Until I had a child of my own, I didn’t realize what a thankless job it was to be a mother. If surviving nine months of pregnancy and 37 hours of back labor aren’t enough to help you develop a sense of humor, there’s breast feeding, changing diapers, cleaning spit-up, and wiping bottoms to enjoy. Would you do that for someone you didn’t love?
And it’s not like kids ever grow out of needing their mother. When I had bronchitis a few weeks ago, my husband laughed as I whined that I wanted my mommy to come and take care of me. Within minutes she was there, bearing homemade chicken soup. Eyes in the Back of the Head Woman, to the rescue!
Food critic Ruth Reichl wrote a book, Garlic and Sapphires: The Secret Life of a Critic in Disguise, where she talks about dressing up in her mother’s clothes and going out to restaurants disguised as her mom. As much fun as that might be, I have no illusions that I will ever be able to fill my mother’s shoes-even though she hands me down a practically new pair that “hurt her feet” every other week.

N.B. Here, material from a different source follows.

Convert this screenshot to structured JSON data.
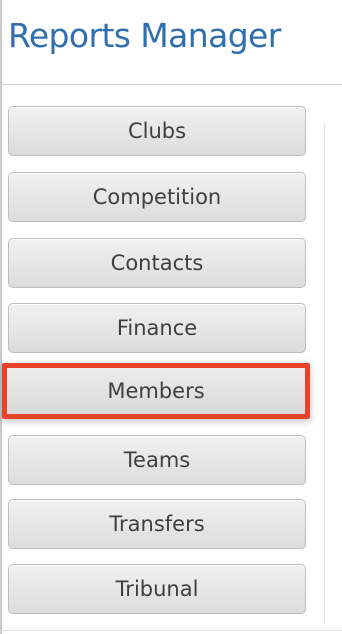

My sister and I are both convinced that we’re her favorites, as are her three grandchildren. Even her sons-in-law think they’re her favorite. But the truth is our mom’s got more than enough love to go around. She managed to take hordes of family friends, classrooms full of Roosevelt School students and scores of SBCC football players under her maternal wing, without ever making any of us feel neglected. Some of my childhood friends still call her “Mom” and she’s much better at keeping in touch with them than I am.
She’s got more energy than someone half her age, more friends than a brand new lottery winner and does more for other people than anyone else I’ve ever known. She defeated breast cancer and lung cancer while hardly missing a tennis match, and while she officially retired from teaching, that doesn’t stop her from teaching her grandchildren, the kids her granddaughter’s school and anyone else who will listen, at any opportunity.
She’s still teaching me things, and I’m still listening, Mom. I love you too.
Happy Mother’s Day.